|Genre:||Youth Angst in Suburban Hell|
Other Movies Seen By This Director (0)
|11.16.09||Netflix|| Thankfully I'd been warned by the wave of reviews that said this movie wasn't necessarily funny. I think it was definitely marketed as such and therefore fell flat on its face in theaters when everyone found a coming-of-age drama quirk-drama instead. Kind of a shame really because i thought there was plenty to like.|
A lot of the movie seems painfully nostalgic. they nail the setting and period and tone of the film perfectly... for instance placing most of the employees as college-age rather than high school so the dynamic with the parents is much different, or having the theme park be one of these small-time family-owned dinosaurs rather than a polished impersonal chain... the casual authenticity of 1986 and the overall feeling of wanting to be grown already but forced to wallow a little longer in childhood via your once-best friend, living at home, wanting growth but not yet self-sustainable... All of that is so specific and nailed head on. It really resonated with me.
And I also really liked Ryan Reynolds' character. The exchange he shares with Eisenberg at the end (partially ruined by a deleted scene but whatever I take what I want from this movie) where there's kind of a silent notion that although reynolds is crap and has betrayed Eisenberg's trust, it was basically worth it due to what Eisenberg has gotten from Reynolds in turn. It says "yeah you're 85% ass but the other 15% gave me some valuable info so... we're even. Have fun with your life which is going nowhere while I hopefully go do something with mine."
Also also, imdb says Kristen Stewart shot this after the first Twilight movie but I'm not 100% sure it was released beforehand. To me this is the last time Kristen Stewart is an unknown. Cinephiles liked her uncanny resemblance in Panic Room and I personally rediscovered her in Zathura where all of a sudden her face was striking and for a teeny little while she had a mini Natalie Portman career where she was loved by people who thought themselves "in the know" because they saw The Professional and Beautiful Girls until Episode One came out and then it's kind of downhill from there. In that same way I feel this was a goodbye movie from the secret-love version of Kristen Stewart and her tight frown and stroking eyes. No more bit part in Into the Wild or indie-work like The Cake-Eaters. From here on out it's tabloid covers, fashion statements, and love interests. Weird hairstyles and dealing with her own fame. So even though the boy and girl get together at the end of this movie, you know neither one of them have a plan. That first loves often don't work out, and that kristen Stewart will soon fall for a vampire and dump poor neurotic Jesse Eisenberg.
Eisenberg's performance is one of the off-notes for me here, but as much as I feel he's almost channeling Woody Allen, I like the dynamic between him and Martin Starr: someone who should be in more of every movie that he's in. Even with his odd biceps and longish hair, he is still filling the same role as he did with Bill on Freaks and Geeks: the vulnerable geek trapped in the hand he was dealt; aware and mature about it yet allowing that wall to come down in tiny secret moments that this film catches beautifully.
This film isn't perfect.

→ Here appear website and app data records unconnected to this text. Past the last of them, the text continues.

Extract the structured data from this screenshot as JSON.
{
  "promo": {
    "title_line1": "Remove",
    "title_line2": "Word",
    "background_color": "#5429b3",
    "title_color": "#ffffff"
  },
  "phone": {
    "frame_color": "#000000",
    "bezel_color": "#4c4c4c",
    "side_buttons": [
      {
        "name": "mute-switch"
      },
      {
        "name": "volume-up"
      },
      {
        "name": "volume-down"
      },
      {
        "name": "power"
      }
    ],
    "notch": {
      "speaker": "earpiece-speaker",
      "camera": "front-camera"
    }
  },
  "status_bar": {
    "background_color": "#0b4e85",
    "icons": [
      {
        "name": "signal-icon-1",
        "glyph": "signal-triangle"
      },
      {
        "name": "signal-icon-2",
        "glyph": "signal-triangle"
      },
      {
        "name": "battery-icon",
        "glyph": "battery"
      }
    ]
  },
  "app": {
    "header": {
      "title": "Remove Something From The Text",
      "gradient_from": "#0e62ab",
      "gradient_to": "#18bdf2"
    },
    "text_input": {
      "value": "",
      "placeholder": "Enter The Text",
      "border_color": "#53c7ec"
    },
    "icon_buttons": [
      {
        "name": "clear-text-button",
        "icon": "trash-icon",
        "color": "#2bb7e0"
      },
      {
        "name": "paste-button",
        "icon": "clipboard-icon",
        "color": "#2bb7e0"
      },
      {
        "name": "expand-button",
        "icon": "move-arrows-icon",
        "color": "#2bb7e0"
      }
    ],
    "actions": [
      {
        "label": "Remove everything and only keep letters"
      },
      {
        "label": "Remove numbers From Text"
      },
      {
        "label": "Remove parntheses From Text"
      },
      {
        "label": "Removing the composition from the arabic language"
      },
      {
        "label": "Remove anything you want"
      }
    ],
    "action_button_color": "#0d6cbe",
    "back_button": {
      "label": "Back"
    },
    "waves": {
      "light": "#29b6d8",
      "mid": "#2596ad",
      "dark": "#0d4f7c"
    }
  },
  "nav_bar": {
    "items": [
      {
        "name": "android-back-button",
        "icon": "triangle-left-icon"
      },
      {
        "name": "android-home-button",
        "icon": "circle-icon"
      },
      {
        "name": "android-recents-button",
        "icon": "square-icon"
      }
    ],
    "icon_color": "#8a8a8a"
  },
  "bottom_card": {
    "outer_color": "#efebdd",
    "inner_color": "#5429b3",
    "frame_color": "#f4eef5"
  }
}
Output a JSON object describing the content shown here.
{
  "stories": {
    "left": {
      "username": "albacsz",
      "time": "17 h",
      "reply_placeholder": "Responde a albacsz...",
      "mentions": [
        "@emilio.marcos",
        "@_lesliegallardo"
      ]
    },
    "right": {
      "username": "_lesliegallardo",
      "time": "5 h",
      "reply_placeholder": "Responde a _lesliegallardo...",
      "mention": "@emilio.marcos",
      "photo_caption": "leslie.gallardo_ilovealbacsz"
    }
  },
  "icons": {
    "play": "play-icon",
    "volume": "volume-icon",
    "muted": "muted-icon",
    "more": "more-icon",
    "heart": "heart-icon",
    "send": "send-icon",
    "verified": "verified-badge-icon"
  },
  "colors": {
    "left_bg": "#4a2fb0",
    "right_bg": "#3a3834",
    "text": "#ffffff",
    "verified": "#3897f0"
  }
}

A lot of it doesn't quite work or feels aa bit weird to me at first exposure. In fact I'm a bit surprised that I've gone on about this for as long as I have. But it does accomplish an aching recollection of the director's last moments of youth that affected me to be sure. It's just not very funny.